TASK TO CARRY OUT: In your answer, set down the records below exactly as they stand, omitting pictures.

-------- DATA IN THIS EXERCISE --------

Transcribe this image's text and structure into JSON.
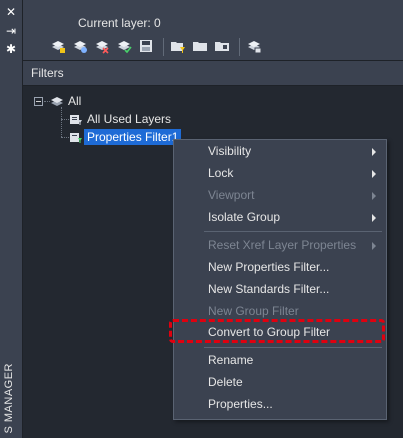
{
  "palette": {
    "title": "S MANAGER",
    "close_glyph": "✕",
    "pin_glyph": "⇥",
    "settings_glyph": "✱"
  },
  "header": {
    "current_layer_label": "Current layer: 0"
  },
  "toolbar": {
    "buttons": [
      {
        "icon": "new-layer-icon"
      },
      {
        "icon": "new-layer-vp-frozen-icon"
      },
      {
        "icon": "delete-layer-icon"
      },
      {
        "icon": "set-current-icon"
      },
      {
        "icon": "save-icon"
      },
      {
        "icon": "new-property-filter-icon"
      },
      {
        "icon": "new-group-filter-icon"
      },
      {
        "icon": "layer-states-icon"
      },
      {
        "icon": "settings-icon"
      }
    ]
  },
  "filters": {
    "header": "Filters",
    "tree": {
      "root": "All",
      "children": [
        "All Used Layers",
        "Properties Filter1"
      ]
    }
  },
  "context_menu": {
    "items": [
      {
        "label": "Visibility",
        "submenu": true,
        "enabled": true
      },
      {
        "label": "Lock",
        "submenu": true,
        "enabled": true
      },
      {
        "label": "Viewport",
        "submenu": true,
        "enabled": false
      },
      {
        "label": "Isolate Group",
        "submenu": true,
        "enabled": true
      },
      {
        "label": "Reset Xref Layer Properties",
        "submenu": true,
        "enabled": false
      },
      {
        "label": "New Properties Filter...",
        "submenu": false,
        "enabled": true
      },
      {
        "label": "New Standards Filter...",
        "submenu": false,
        "enabled": true
      },
      {
        "label": "New Group Filter",
        "submenu": false,
        "enabled": false
      },
      {
        "label": "Convert to Group Filter",
        "submenu": false,
        "enabled": true,
        "highlighted": true
      },
      {
        "label": "Rename",
        "submenu": false,
        "enabled": true
      },
      {
        "label": "Delete",
        "submenu": false,
        "enabled": true
      },
      {
        "label": "Properties...",
        "submenu": false,
        "enabled": true
      }
    ]
  },
  "colors": {
    "panel": "#3b4250",
    "tree_bg": "#232830",
    "selection": "#1e6bd6",
    "highlight_border": "#e0000f"
  }
}
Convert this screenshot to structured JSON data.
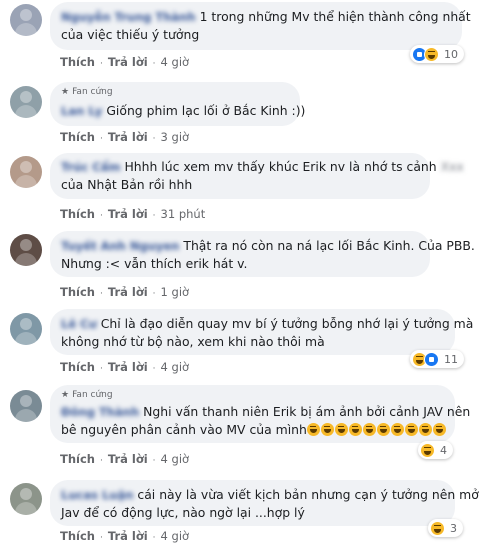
{
  "actions": {
    "like": "Thích",
    "reply": "Trả lời",
    "sep": "·"
  },
  "fan_badge": "Fan cứng",
  "comments": [
    {
      "name": "Nguyễn Trung Thành",
      "text1": "1 trong những Mv thể hiện thành công nhất",
      "text2": "của việc thiếu ý tưởng",
      "time": "4 giờ",
      "reactions": {
        "count": "10",
        "types": [
          "like-icon",
          "haha-icon"
        ]
      }
    },
    {
      "name": "Lan Ly",
      "fan": true,
      "text1": "Giống phim lạc lối ở Bắc Kinh :))",
      "time": "3 giờ"
    },
    {
      "name": "Trúc Cẩm",
      "text1": "Hhhh lúc xem mv thấy khúc Erik nv là nhớ ts cảnh",
      "blur1": "Xxx",
      "text2": "của Nhật Bản rồi hhh",
      "time": "31 phút"
    },
    {
      "name": "Tuyết Anh Nguyen",
      "text1": "Thật ra nó còn na ná lạc lối Bắc Kinh. Của PBB.",
      "text2": "Nhưng :< vẫn thích erik hát v.",
      "time": "1 giờ"
    },
    {
      "name": "Lê Cư",
      "text1": "Chỉ là đạo diễn quay mv bí ý tưởng bỗng nhớ lại ý tưởng mà",
      "text2": "không nhớ từ bộ nào, xem khi nào thôi mà",
      "time": "4 giờ",
      "reactions": {
        "count": "11",
        "types": [
          "haha-icon",
          "like-icon"
        ]
      }
    },
    {
      "name": "Đông Thành",
      "fan": true,
      "text1": "Nghi vấn thanh niên Erik bị ám ảnh bởi cảnh JAV nên",
      "text2": "bê nguyên phân cảnh vào MV của mình",
      "time": "4 giờ",
      "reactions": {
        "count": "4",
        "types": [
          "haha-icon"
        ]
      }
    },
    {
      "name": "Lucas Luận",
      "text1": "cái này là vừa viết kịch bản nhưng cạn ý tưởng nên mở",
      "text2": "Jav để có động lực, nào ngờ lại ...hợp lý",
      "time": "4 giờ",
      "reactions": {
        "count": "3",
        "types": [
          "haha-icon"
        ]
      }
    }
  ],
  "colors": {
    "bubble": "#f0f2f5",
    "name": "#385898",
    "meta": "#65676b",
    "like": "#1877f2",
    "haha": "#f7b928"
  }
}
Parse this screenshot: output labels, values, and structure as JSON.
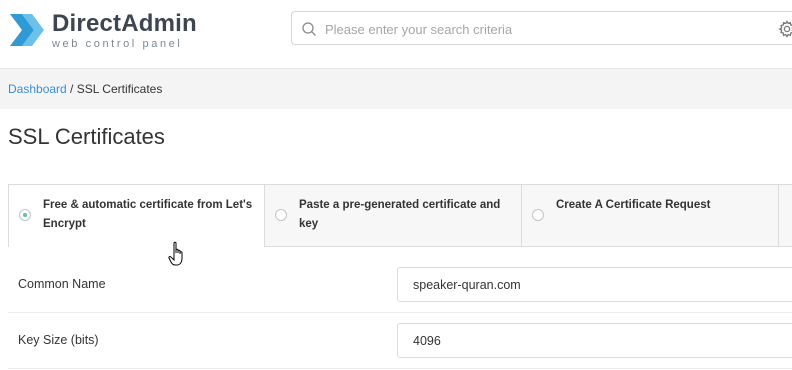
{
  "header": {
    "brand": "DirectAdmin",
    "tagline": "web control panel",
    "search": {
      "placeholder": "Please enter your search criteria",
      "value": ""
    },
    "icons": {
      "logo": "directadmin-logo-icon",
      "search": "search-icon",
      "settings": "gear-icon"
    }
  },
  "breadcrumb": {
    "home": "Dashboard",
    "separator": " / ",
    "current": "SSL Certificates"
  },
  "page": {
    "title": "SSL Certificates"
  },
  "tabs": [
    {
      "label": "Free & automatic certificate from Let's Encrypt",
      "selected": true
    },
    {
      "label": "Paste a pre-generated certificate and key",
      "selected": false
    },
    {
      "label": "Create A Certificate Request",
      "selected": false
    },
    {
      "label": "",
      "selected": false
    }
  ],
  "form": {
    "common_name": {
      "label": "Common Name",
      "value": "speaker-quran.com"
    },
    "key_size": {
      "label": "Key Size (bits)",
      "value": "4096"
    }
  },
  "colors": {
    "accent": "#3a8fd2",
    "logo": "#2e9bd6",
    "radio_selected": "#5bc49a",
    "breadcrumb_bg": "#f4f4f4"
  }
}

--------

ANSWER TO THIS PROBLEM:
Transcribe this image's text and structure into JSON.
{
  "palette": {
    "title": "S MANAGER",
    "close_glyph": "✕",
    "pin_glyph": "⇥",
    "settings_glyph": "✱"
  },
  "header": {
    "current_layer_label": "Current layer: 0"
  },
  "toolbar": {
    "buttons": [
      {
        "icon": "new-layer-icon"
      },
      {
        "icon": "new-layer-vp-frozen-icon"
      },
      {
        "icon": "delete-layer-icon"
      },
      {
        "icon": "set-current-icon"
      },
      {
        "icon": "save-icon"
      },
      {
        "icon": "new-property-filter-icon"
      },
      {
        "icon": "new-group-filter-icon"
      },
      {
        "icon": "layer-states-icon"
      },
      {
        "icon": "settings-icon"
      }
    ]
  },
  "filters": {
    "header": "Filters",
    "tree": {
      "root": "All",
      "children": [
        "All Used Layers",
        "Properties Filter1"
      ]
    }
  },
  "context_menu": {
    "items": [
      {
        "label": "Visibility",
        "submenu": true,
        "enabled": true
      },
      {
        "label": "Lock",
        "submenu": true,
        "enabled": true
      },
      {
        "label": "Viewport",
        "submenu": true,
        "enabled": false
      },
      {
        "label": "Isolate Group",
        "submenu": true,
        "enabled": true
      },
      {
        "label": "Reset Xref Layer Properties",
        "submenu": true,
        "enabled": false
      },
      {
        "label": "New Properties Filter...",
        "submenu": false,
        "enabled": true
      },
      {
        "label": "New Standards Filter...",
        "submenu": false,
        "enabled": true
      },
      {
        "label": "New Group Filter",
        "submenu": false,
        "enabled": false
      },
      {
        "label": "Convert to Group Filter",
        "submenu": false,
        "enabled": true,
        "highlighted": true
      },
      {
        "label": "Rename",
        "submenu": false,
        "enabled": true
      },
      {
        "label": "Delete",
        "submenu": false,
        "enabled": true
      },
      {
        "label": "Properties...",
        "submenu": false,
        "enabled": true
      }
    ]
  },
  "colors": {
    "panel": "#3b4250",
    "tree_bg": "#232830",
    "selection": "#1e6bd6",
    "highlight_border": "#e0000f"
  }
}
Convert this screenshot to structured JSON data.
{
  "actions": {
    "like": "Thích",
    "reply": "Trả lời",
    "sep": "·"
  },
  "fan_badge": "Fan cứng",
  "comments": [
    {
      "name": "Nguyễn Trung Thành",
      "text1": "1 trong những Mv thể hiện thành công nhất",
      "text2": "của việc thiếu ý tưởng",
      "time": "4 giờ",
      "reactions": {
        "count": "10",
        "types": [
          "like-icon",
          "haha-icon"
        ]
      }
    },
    {
      "name": "Lan Ly",
      "fan": true,
      "text1": "Giống phim lạc lối ở Bắc Kinh :))",
      "time": "3 giờ"
    },
    {
      "name": "Trúc Cẩm",
      "text1": "Hhhh lúc xem mv thấy khúc Erik nv là nhớ ts cảnh",
      "blur1": "Xxx",
      "text2": "của Nhật Bản rồi hhh",
      "time": "31 phút"
    },
    {
      "name": "Tuyết Anh Nguyen",
      "text1": "Thật ra nó còn na ná lạc lối Bắc Kinh. Của PBB.",
      "text2": "Nhưng :< vẫn thích erik hát v.",
      "time": "1 giờ"
    },
    {
      "name": "Lê Cư",
      "text1": "Chỉ là đạo diễn quay mv bí ý tưởng bỗng nhớ lại ý tưởng mà",
      "text2": "không nhớ từ bộ nào, xem khi nào thôi mà",
      "time": "4 giờ",
      "reactions": {
        "count": "11",
        "types": [
          "haha-icon",
          "like-icon"
        ]
      }
    },
    {
      "name": "Đông Thành",
      "fan": true,
      "text1": "Nghi vấn thanh niên Erik bị ám ảnh bởi cảnh JAV nên",
      "text2": "bê nguyên phân cảnh vào MV của mình",
      "time": "4 giờ",
      "reactions": {
        "count": "4",
        "types": [
          "haha-icon"
        ]
      }
    },
    {
      "name": "Lucas Luận",
      "text1": "cái này là vừa viết kịch bản nhưng cạn ý tưởng nên mở",
      "text2": "Jav để có động lực, nào ngờ lại ...hợp lý",
      "time": "4 giờ",
      "reactions": {
        "count": "3",
        "types": [
          "haha-icon"
        ]
      }
    }
  ],
  "colors": {
    "bubble": "#f0f2f5",
    "name": "#385898",
    "meta": "#65676b",
    "like": "#1877f2",
    "haha": "#f7b928"
  }
}
Parse this screenshot: output labels, values, and structure as JSON.
{
  "header": {
    "brand": "DirectAdmin",
    "tagline": "web control panel",
    "search": {
      "placeholder": "Please enter your search criteria",
      "value": ""
    },
    "icons": {
      "logo": "directadmin-logo-icon",
      "search": "search-icon",
      "settings": "gear-icon"
    }
  },
  "breadcrumb": {
    "home": "Dashboard",
    "separator": " / ",
    "current": "SSL Certificates"
  },
  "page": {
    "title": "SSL Certificates"
  },
  "tabs": [
    {
      "label": "Free & automatic certificate from Let's Encrypt",
      "selected": true
    },
    {
      "label": "Paste a pre-generated certificate and key",
      "selected": false
    },
    {
      "label": "Create A Certificate Request",
      "selected": false
    },
    {
      "label": "",
      "selected": false
    }
  ],
  "form": {
    "common_name": {
      "label": "Common Name",
      "value": "speaker-quran.com"
    },
    "key_size": {
      "label": "Key Size (bits)",
      "value": "4096"
    }
  },
  "colors": {
    "accent": "#3a8fd2",
    "logo": "#2e9bd6",
    "radio_selected": "#5bc49a",
    "breadcrumb_bg": "#f4f4f4"
  }
}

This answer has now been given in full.